3
$\begingroup$

Rainbows are spectacular things. But I imagine why we can't reach to the ends of rainbows. Do rainbows have no ends ? If so, why can't we reach at them? If you go closer,they will go further. Why?

$\endgroup$
3
  • 1
    $\begingroup$ Rainbows are circles so they have no ends. They look semicircular because we can usually only see part of them. $\endgroup$ – John Rennie Oct 19 '14 at 18:44
  • $\begingroup$ Worse, still, rainbows are wedges. The prismatic refraction could be coming from ten feet from your eyes or from ten miles away. You can try this at home by spraying water from a garden hose trough a nozzle. It makes for great rainbows. $\endgroup$ – CuriousOne Oct 19 '14 at 18:47
  • 1
    $\begingroup$ And even worse still, when you move the rainbow moves, and every one sees a different rainbow. $\endgroup$ – DJohnM Oct 20 '14 at 1:58
4
$\begingroup$

Why can't we reach the ends of rainbow?

The WIkipedia article you linked to contains the explanation

The rainbow is not located at a specific distance, but comes from an optical illusion caused by any water droplets viewed from a certain angle relative to a light source. Thus, a rainbow is not an object and cannot be physically approached. Indeed, it is impossible for an observer to see a rainbow from water droplets at any angle other than the customary one of 42 degrees from the direction opposite the light source.


If you go closer,they will go further. Why?

The primary rainbow is refracted at an angle of 42 degrees. If you are at an angle of say 52 degrees from some droplets you won't see any light refracted by those particular droplets.

enter image description here

As you walk 1 meter towards the droplets that are refracting the rainbow you initially see, you move outside the the "beam" from those specific droplets and move into the "beam" refracted by droplets 1 m further back.

$\endgroup$
2
$\begingroup$

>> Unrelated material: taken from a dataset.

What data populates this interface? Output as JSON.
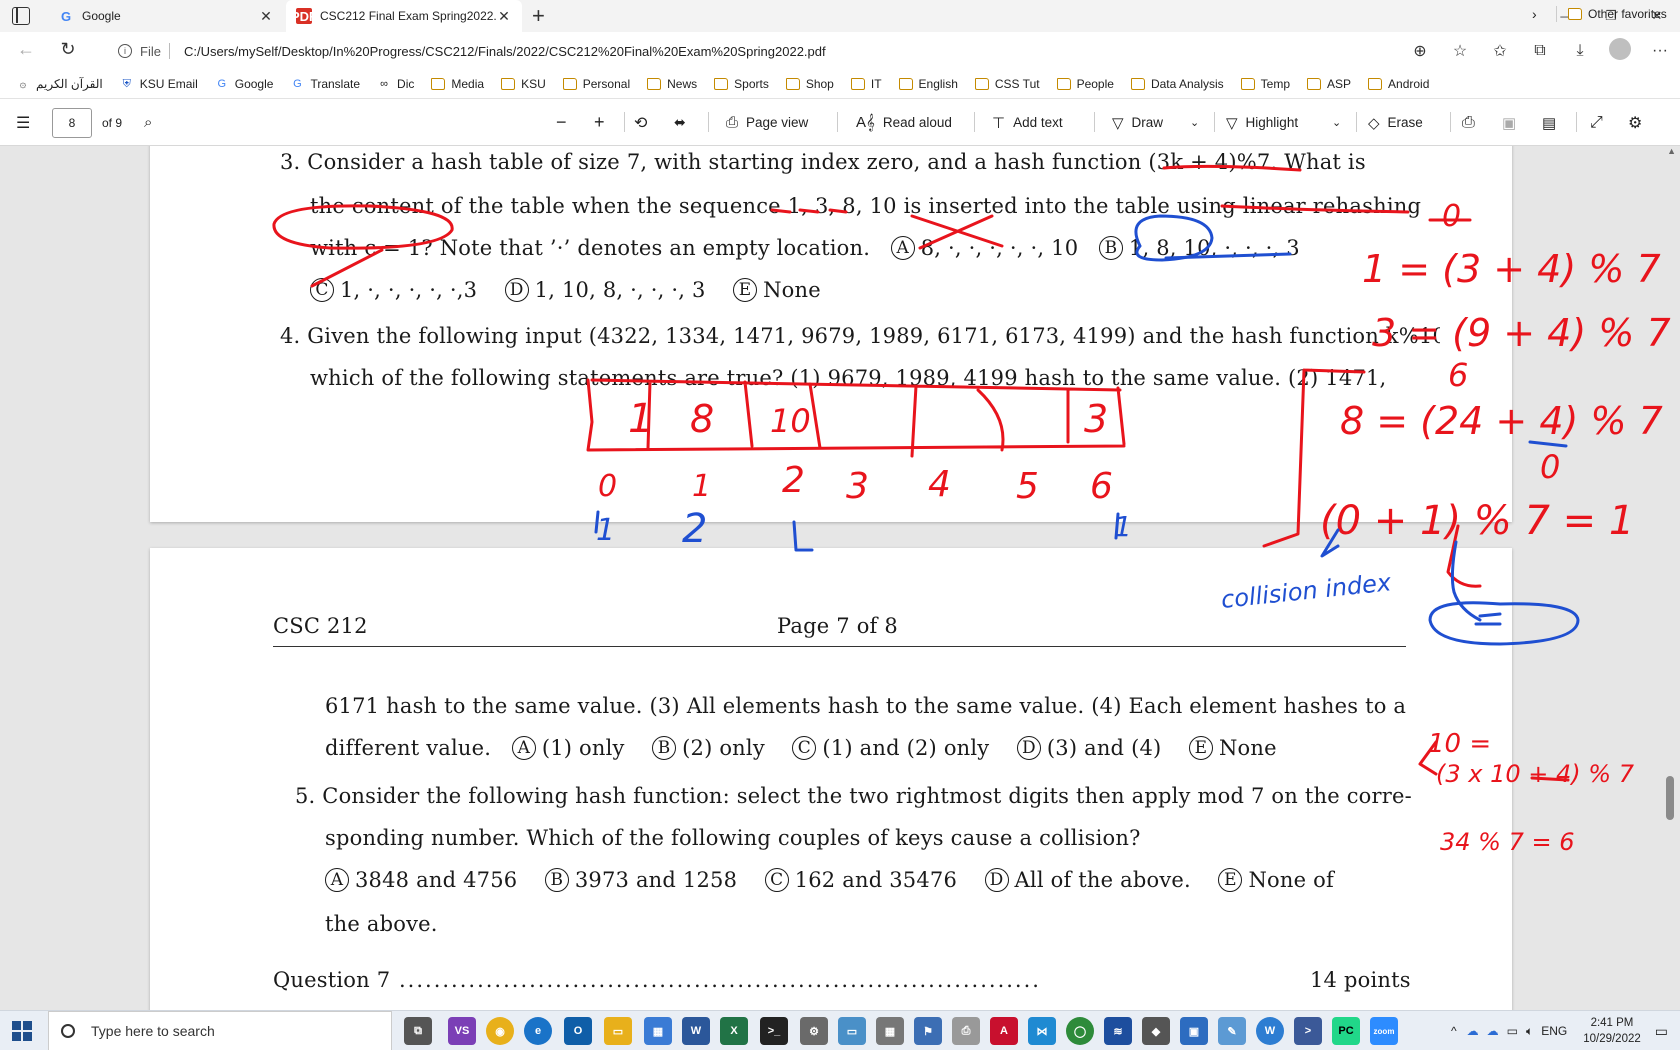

You can reach the end of a rainbow, if you make one using a hose pipe on a sunny day. It is possible to locate the ends to within a few centimeter.

$\endgroup$